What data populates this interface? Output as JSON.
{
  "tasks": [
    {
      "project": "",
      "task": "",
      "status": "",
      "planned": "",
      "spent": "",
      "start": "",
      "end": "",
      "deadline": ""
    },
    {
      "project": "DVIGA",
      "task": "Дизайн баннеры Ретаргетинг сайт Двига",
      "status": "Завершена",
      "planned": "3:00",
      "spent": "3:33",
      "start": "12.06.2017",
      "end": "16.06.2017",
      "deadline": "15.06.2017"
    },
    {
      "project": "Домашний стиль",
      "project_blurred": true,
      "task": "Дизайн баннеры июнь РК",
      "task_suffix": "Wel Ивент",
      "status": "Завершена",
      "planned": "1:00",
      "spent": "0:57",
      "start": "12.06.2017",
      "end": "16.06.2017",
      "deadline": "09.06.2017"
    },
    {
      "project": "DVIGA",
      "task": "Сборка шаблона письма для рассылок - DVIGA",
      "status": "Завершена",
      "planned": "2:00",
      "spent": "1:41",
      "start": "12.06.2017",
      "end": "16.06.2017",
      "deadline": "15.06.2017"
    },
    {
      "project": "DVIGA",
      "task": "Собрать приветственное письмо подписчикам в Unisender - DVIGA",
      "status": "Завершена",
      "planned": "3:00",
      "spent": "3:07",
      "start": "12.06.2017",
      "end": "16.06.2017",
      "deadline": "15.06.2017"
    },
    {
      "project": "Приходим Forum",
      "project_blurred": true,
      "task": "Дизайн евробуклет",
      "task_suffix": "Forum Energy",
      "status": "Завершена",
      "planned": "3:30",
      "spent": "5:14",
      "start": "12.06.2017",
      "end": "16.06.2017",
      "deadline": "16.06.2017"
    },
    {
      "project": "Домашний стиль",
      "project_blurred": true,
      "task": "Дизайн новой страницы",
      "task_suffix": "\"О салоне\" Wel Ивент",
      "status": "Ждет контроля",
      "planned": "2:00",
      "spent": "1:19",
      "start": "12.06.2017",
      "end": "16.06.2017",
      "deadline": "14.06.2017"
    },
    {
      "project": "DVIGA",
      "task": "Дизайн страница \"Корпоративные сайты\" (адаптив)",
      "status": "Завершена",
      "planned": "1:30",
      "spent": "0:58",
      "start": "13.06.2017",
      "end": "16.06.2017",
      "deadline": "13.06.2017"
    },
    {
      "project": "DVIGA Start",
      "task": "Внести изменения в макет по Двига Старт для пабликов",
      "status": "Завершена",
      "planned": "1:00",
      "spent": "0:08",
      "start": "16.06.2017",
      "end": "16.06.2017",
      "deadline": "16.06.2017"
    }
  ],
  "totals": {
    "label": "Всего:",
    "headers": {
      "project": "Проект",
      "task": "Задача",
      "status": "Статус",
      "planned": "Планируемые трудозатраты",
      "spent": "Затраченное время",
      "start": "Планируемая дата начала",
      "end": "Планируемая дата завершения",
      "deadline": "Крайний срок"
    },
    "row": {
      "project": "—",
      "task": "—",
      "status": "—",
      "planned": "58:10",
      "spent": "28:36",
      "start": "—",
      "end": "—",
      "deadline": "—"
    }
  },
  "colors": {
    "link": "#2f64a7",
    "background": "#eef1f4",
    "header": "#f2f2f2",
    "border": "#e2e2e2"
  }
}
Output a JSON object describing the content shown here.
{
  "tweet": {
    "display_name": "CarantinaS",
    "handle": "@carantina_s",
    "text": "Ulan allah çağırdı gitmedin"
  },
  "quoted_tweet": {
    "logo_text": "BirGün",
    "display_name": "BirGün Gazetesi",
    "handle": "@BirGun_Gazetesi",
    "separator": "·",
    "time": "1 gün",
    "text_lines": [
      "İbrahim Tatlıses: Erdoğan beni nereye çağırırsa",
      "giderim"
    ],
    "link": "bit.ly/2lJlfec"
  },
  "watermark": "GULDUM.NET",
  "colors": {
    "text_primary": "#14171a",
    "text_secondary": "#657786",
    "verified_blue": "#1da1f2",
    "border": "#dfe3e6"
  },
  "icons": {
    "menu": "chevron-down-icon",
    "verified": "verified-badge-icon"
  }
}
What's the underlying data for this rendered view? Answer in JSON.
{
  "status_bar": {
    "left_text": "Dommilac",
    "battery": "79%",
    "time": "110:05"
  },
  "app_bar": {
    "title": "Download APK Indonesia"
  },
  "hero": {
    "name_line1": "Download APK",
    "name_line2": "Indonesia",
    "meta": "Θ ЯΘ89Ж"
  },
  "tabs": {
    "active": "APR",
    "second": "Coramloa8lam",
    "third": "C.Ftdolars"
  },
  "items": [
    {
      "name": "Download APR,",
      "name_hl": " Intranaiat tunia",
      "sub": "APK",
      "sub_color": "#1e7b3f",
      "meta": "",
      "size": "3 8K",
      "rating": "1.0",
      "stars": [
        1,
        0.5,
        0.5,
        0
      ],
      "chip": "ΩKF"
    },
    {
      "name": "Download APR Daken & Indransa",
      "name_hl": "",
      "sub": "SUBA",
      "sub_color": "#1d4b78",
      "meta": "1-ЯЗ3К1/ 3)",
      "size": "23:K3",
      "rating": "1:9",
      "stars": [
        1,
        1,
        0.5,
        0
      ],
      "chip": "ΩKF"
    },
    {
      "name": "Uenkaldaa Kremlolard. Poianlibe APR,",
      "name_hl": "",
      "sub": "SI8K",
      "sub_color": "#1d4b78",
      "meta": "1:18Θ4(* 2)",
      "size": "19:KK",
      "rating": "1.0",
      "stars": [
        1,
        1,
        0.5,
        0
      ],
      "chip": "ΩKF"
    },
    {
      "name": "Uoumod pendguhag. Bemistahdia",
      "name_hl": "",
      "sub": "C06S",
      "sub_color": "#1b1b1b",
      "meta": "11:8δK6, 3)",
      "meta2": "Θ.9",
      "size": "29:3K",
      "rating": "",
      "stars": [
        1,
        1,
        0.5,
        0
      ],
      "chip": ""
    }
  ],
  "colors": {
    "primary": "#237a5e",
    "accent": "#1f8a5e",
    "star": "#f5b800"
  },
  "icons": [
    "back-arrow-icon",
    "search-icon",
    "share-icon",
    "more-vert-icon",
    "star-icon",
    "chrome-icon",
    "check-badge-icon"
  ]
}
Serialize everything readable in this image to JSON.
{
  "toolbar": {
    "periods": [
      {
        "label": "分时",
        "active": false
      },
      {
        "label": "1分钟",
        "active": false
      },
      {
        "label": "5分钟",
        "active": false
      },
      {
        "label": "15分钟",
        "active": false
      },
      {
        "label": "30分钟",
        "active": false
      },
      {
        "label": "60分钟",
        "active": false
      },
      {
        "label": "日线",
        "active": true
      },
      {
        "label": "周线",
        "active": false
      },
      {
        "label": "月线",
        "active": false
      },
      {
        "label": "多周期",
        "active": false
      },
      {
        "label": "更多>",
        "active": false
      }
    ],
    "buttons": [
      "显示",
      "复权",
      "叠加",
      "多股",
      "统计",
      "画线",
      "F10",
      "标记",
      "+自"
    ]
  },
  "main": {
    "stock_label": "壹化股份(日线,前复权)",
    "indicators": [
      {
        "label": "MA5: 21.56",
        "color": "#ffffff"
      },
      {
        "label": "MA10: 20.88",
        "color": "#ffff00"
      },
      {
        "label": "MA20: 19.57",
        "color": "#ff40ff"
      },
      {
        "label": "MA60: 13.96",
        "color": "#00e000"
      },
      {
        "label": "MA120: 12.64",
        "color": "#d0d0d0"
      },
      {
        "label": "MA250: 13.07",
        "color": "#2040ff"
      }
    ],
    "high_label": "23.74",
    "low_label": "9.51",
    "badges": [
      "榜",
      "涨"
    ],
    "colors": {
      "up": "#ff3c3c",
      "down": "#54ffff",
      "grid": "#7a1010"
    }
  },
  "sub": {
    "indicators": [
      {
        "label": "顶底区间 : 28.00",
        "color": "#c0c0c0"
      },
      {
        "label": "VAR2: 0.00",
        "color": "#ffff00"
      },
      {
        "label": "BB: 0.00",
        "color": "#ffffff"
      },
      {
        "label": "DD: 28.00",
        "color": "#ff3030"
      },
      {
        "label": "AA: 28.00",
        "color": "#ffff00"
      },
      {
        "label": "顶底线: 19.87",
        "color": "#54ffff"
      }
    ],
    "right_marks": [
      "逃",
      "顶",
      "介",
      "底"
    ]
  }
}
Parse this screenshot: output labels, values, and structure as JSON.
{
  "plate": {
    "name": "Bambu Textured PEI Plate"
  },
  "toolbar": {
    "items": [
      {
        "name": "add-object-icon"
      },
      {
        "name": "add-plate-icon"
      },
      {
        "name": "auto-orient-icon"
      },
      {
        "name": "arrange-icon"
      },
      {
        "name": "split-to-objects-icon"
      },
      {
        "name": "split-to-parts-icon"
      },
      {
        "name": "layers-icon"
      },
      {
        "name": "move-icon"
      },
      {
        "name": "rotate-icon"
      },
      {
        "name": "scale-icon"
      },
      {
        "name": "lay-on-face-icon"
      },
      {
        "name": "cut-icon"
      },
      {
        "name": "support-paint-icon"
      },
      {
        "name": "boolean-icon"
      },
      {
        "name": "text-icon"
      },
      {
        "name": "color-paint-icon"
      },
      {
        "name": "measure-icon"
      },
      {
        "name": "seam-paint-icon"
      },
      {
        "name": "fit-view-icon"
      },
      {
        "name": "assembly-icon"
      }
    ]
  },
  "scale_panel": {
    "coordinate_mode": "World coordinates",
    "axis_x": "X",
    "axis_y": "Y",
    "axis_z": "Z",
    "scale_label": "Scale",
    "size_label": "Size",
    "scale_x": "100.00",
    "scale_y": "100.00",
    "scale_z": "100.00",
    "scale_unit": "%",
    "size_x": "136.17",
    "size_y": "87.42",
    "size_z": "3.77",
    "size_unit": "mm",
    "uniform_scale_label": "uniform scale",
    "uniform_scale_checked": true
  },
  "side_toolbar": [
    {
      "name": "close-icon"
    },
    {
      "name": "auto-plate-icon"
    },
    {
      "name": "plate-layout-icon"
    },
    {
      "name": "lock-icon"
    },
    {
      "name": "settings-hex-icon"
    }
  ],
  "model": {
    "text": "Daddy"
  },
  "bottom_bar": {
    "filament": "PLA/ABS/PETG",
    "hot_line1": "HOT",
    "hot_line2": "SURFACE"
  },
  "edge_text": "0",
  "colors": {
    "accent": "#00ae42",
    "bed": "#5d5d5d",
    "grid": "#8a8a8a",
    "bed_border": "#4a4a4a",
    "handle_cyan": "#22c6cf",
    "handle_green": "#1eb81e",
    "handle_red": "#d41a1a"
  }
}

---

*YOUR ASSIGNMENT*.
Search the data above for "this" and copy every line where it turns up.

*TASK RESPONSE*.
What data populates this interface? Output as JSON.
What's the underlying data for this rendered view? Answer in JSON.
Serialize everything readable in this image to JSON.
Parse this screenshot: output labels, values, and structure as JSON.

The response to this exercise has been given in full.